This website solicites volunteers to help search for these tiny samples of matter from the galaxy. Volunteers are critical to the success of this project. Help find the first samples of contemporary Stardust ever collected.

Huygens Landing on Titan (movie). The Huygens space probe landed on Titan, a moon of Saturn, in 2005. This movie allows you to watch the actual landing on another planed. The movie is spectacular. 16MB Quick time movie.
Black Holes is an award winning website dedicated to explaining black holes. Some of the cool stuff includes a virtual experiment that drops a clock into the void of a black hole.
Analemma is a graphical device for determining the position of the sun relative to the earth. It takes into account the inclination of the earth and the elliptical or bit of the earth. For an explanation of how it is derived try with animations try: Analemma Explained.
San Diego Astronomy Association Events is a description of event locations and the events that the SDAA will be participating in or sponsoring.
Astr 100: Principles of Astronomy
Astr 109: Astronomy Laboratory
Astr 120: Solar System Astronomy
Astr 150: Discovery of the Cosmos
Astr 170: Radical Universe
Astr 180: Life in the Universe
Astr 205: Elementary Astrophysics
ComPadre Astronomy Network is a network of collections that provides learning resources and interactive learning environments for physics and astronomy students and their teachers.
Google Mars Like MapQuest for the planet Mars! Fly over the surface of Mars, zoom in, zoom out, or request to be taken to your favorite Martian canyon or mountain. You might even get a close-up view from one of the Martian missions.
Prof Veal Website
Satellite Tracking Keep tabs on the current position of the international space station or any of 8000 satellites. Great 3D views of orbits of satellites. See what "low earth orbit" implies.

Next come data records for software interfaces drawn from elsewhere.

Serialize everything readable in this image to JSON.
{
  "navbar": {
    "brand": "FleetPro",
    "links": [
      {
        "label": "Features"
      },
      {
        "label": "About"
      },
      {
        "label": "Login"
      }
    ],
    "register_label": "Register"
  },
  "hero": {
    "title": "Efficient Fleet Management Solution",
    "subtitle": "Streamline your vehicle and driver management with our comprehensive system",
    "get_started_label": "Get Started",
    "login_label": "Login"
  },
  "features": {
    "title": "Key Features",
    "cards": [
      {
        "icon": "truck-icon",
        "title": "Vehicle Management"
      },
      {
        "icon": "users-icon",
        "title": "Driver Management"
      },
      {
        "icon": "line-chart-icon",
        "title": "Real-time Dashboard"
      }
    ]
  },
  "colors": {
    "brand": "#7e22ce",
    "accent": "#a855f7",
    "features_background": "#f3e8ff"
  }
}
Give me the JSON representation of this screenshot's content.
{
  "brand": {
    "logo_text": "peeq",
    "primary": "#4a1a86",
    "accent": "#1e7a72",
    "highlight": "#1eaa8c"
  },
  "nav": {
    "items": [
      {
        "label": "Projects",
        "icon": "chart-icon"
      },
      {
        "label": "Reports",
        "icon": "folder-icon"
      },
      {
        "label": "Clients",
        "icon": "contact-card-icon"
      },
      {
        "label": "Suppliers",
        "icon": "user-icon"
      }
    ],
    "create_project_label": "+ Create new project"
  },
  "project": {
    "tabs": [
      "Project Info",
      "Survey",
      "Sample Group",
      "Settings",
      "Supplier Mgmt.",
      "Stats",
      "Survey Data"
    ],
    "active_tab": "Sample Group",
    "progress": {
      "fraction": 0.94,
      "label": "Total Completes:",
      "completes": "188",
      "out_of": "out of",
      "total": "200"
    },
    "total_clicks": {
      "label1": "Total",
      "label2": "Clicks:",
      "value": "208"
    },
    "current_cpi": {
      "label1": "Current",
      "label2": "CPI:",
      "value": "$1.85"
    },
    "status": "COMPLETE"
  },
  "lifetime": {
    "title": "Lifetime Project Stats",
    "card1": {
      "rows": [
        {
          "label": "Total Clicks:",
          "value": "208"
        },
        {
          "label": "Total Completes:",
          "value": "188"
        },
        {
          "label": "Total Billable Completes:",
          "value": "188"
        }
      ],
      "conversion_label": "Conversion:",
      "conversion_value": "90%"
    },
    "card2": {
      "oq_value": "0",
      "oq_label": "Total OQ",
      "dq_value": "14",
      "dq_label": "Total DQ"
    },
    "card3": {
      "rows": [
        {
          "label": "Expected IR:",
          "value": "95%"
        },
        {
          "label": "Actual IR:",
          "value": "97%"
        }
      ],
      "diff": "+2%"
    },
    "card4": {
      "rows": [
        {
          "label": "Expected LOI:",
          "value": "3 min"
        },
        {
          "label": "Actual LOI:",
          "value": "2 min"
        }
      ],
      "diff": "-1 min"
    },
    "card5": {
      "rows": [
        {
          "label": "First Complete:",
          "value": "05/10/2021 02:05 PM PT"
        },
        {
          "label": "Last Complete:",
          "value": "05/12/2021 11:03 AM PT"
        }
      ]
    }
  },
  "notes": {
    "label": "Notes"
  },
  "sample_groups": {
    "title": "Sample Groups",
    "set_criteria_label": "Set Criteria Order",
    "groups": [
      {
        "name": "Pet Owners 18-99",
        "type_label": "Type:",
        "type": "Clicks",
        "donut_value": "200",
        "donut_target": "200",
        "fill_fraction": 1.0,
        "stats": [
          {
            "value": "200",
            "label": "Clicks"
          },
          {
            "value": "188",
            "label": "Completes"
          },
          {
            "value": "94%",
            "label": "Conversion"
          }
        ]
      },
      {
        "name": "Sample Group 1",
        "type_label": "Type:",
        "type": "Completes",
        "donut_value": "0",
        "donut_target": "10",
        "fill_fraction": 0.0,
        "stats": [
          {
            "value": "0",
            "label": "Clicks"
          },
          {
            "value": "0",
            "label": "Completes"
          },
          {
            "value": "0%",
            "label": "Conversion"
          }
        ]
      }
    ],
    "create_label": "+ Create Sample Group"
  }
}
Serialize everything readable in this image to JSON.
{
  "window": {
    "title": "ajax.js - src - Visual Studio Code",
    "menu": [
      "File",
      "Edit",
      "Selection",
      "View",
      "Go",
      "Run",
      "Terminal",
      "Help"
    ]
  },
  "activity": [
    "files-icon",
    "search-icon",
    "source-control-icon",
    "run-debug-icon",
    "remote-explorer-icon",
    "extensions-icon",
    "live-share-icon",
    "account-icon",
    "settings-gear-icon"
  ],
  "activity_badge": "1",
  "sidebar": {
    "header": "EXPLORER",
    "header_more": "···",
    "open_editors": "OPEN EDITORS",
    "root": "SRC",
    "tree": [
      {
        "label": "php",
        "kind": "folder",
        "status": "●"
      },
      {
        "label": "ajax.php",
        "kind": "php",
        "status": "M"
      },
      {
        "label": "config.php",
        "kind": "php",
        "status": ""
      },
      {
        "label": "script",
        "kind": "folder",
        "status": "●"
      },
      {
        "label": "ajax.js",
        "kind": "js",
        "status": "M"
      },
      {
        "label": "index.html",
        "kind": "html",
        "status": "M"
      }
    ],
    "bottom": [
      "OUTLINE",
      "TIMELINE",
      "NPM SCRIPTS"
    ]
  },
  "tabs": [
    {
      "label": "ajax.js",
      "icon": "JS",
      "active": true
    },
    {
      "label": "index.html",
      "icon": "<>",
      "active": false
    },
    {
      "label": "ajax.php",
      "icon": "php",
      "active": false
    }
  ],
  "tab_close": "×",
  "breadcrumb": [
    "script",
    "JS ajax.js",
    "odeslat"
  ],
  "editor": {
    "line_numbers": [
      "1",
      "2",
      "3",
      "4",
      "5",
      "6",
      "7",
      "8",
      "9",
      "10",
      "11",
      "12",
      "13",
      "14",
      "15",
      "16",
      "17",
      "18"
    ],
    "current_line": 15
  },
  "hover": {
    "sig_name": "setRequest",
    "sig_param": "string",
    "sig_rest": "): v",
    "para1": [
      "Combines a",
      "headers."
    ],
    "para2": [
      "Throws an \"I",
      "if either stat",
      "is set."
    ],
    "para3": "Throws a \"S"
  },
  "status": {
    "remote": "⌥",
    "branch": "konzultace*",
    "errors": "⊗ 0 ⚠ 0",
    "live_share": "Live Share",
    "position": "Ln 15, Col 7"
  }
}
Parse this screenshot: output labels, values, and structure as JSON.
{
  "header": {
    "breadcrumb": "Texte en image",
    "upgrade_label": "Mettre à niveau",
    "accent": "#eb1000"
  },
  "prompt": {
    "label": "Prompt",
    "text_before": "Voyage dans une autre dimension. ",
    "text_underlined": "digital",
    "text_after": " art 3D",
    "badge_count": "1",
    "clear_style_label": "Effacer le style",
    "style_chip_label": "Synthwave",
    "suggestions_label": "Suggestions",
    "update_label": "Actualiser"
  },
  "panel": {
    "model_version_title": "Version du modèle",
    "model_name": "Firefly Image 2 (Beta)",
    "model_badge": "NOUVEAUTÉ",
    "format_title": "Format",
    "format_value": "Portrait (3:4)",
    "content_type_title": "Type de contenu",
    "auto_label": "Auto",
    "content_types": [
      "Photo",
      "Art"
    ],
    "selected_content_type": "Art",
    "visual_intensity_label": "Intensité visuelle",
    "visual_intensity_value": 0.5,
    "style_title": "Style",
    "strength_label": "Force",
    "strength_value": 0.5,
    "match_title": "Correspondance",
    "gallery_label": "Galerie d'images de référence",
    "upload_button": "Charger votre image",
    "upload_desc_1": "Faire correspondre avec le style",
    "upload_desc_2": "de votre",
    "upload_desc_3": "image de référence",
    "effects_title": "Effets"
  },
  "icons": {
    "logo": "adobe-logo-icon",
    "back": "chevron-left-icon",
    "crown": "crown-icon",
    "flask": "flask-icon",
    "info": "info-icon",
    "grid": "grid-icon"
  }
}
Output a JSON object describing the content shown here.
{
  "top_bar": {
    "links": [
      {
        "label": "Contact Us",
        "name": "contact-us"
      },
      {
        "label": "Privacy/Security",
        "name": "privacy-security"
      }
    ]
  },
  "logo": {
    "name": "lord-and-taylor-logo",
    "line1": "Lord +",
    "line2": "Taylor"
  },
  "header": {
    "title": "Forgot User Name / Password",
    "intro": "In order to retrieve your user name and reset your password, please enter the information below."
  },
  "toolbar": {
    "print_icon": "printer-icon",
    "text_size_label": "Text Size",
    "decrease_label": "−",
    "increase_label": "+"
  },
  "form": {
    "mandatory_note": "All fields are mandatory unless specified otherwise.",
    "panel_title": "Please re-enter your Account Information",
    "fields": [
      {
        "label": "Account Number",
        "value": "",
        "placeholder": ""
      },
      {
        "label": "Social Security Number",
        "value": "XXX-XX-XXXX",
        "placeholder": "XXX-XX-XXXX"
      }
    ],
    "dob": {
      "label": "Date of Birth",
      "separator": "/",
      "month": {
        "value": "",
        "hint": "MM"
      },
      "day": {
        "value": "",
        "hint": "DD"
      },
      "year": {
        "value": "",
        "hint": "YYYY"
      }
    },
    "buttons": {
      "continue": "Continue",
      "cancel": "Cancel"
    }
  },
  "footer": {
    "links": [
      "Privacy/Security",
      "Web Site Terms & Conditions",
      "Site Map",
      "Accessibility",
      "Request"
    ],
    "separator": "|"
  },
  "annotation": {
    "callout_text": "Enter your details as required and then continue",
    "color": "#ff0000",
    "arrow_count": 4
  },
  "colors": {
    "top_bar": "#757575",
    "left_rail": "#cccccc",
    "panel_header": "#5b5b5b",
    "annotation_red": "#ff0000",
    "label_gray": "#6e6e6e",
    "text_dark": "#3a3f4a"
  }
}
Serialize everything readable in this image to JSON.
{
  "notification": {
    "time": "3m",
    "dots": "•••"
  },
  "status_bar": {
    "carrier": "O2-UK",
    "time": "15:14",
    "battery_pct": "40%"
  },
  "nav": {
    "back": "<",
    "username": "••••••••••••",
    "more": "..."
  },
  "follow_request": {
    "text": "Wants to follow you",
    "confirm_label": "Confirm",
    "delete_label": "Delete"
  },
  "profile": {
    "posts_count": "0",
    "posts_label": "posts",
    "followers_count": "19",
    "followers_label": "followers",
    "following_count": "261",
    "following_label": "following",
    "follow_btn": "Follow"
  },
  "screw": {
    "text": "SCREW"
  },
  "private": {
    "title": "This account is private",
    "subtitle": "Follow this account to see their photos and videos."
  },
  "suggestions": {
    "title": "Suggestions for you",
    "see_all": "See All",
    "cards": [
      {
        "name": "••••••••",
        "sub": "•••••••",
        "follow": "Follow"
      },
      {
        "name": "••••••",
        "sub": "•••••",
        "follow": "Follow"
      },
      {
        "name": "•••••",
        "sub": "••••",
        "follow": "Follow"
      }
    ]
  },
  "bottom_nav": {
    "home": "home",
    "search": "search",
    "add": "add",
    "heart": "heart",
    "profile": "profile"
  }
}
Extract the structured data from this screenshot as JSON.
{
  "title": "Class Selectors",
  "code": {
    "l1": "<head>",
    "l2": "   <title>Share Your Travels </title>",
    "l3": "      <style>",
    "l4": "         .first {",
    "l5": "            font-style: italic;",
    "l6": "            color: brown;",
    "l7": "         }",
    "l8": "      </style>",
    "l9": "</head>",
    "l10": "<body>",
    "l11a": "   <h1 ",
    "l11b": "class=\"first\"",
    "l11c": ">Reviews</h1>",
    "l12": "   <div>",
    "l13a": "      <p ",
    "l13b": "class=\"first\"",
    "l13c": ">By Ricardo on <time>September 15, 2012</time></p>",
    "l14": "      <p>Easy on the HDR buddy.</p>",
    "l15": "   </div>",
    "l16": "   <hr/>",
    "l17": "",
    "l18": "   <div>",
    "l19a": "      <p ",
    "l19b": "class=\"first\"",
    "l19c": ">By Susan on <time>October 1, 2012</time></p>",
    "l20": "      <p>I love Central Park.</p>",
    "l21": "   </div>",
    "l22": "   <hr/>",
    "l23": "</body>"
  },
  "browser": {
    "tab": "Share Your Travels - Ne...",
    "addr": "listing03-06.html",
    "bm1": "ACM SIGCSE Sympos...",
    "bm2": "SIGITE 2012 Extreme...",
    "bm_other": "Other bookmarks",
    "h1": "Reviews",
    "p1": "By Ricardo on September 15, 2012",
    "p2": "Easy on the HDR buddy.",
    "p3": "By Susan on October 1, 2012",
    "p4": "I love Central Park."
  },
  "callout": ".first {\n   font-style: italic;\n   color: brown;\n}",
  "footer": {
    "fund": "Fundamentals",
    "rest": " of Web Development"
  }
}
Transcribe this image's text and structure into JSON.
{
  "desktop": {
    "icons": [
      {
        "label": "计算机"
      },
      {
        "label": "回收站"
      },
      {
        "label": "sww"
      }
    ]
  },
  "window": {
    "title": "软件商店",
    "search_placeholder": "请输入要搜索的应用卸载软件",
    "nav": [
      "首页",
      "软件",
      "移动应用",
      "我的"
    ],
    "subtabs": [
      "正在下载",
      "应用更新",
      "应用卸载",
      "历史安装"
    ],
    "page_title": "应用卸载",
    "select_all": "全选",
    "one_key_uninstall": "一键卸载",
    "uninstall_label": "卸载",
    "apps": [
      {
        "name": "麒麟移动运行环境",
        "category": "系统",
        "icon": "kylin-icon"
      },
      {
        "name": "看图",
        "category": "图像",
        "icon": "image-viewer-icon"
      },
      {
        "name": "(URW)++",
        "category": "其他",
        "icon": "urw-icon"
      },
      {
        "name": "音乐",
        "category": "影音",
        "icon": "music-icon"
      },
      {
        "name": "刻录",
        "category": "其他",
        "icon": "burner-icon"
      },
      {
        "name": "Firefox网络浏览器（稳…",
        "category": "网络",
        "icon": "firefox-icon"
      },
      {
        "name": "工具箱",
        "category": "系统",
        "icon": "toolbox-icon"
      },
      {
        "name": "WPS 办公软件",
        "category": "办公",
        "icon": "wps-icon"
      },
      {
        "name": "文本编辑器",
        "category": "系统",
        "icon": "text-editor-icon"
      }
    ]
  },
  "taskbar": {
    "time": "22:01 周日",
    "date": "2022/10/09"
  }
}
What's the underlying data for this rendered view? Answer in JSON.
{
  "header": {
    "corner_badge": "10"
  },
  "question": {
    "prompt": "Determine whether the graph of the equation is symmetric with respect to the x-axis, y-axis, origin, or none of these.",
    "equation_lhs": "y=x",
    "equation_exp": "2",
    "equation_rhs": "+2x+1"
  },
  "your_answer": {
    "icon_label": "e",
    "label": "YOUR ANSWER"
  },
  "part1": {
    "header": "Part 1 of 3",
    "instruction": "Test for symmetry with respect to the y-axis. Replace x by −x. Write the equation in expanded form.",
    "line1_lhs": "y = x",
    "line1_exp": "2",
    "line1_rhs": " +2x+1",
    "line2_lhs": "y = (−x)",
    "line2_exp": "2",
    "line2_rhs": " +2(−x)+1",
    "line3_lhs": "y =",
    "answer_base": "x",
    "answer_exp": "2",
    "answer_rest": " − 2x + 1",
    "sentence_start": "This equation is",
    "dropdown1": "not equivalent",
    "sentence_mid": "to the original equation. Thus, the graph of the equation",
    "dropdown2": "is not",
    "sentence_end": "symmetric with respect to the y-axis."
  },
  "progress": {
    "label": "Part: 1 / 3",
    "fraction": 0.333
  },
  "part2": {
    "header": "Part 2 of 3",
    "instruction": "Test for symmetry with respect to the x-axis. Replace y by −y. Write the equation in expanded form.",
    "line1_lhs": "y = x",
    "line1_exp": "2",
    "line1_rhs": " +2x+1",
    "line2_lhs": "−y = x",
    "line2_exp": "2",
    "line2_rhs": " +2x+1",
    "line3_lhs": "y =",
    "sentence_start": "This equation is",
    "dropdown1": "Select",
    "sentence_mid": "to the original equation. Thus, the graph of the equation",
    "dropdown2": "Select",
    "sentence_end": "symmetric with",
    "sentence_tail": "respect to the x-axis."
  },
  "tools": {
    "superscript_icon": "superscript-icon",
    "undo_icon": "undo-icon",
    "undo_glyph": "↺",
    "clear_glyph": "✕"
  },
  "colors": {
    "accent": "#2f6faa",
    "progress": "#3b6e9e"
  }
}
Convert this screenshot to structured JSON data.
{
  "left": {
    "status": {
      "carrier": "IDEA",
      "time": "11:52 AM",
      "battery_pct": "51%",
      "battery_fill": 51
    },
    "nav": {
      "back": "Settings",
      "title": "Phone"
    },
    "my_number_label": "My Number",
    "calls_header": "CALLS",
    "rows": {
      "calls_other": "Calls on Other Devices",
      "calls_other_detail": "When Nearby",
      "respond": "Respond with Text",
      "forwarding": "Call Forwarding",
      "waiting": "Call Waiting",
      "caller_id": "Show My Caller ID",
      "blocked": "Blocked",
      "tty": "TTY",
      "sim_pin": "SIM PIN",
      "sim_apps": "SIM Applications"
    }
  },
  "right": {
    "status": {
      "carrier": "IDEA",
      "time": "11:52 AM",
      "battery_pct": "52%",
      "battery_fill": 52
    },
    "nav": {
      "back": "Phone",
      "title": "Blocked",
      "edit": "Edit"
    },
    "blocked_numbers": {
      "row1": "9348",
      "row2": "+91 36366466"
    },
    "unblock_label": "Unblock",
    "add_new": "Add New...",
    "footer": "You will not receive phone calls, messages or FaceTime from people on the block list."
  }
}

NASA Cosmology Primer Eighteen chapters tackle big bang basics and recent extensions of the theory. For example, to keep the universe stable, Einstein penciled a factor called the cosmological constant into his formulation of general relativity--and later regretted it. However, some cosmologists now advocate reviving the constant to explain observations that suggest the universe's expansion is speeding up.
Astronomy Online Nominated as one of the five best science sites this site has it all--encyclopedic astronomy knowlege, greeat photos, observing resources, astronomy software, etc.
Spacesounds This site features various energy sources translated into frequencies we can hear. Lightning in Saturn's atmosphere sounds like raindrops pattering on leaves, and the microwave radiation left over from the big bang is reminiscent of a vacuum cleaner running in the next room. Tune in to the magnetosphere of Jupiter's moon Ganymede, the Vela pulsar, and other objects.
Space Audio This site features various energy sources translated into frequencies we can hear. The squeaks, chirps, roars, and other noises will keep you fascinated.
Galaxy Zoo is a project requesting volunteers to help classify a million images from the robotic sloan Digital Sky Survey telescope. The human brain is much better at this type of pattern recognition than any current computer algorithm. Volunteer and you will view parts of the Universe that literally no-one has ever seen before and get a sense of the glorious diversity of galaxies that pepper the sky. Visit the website for further instructions.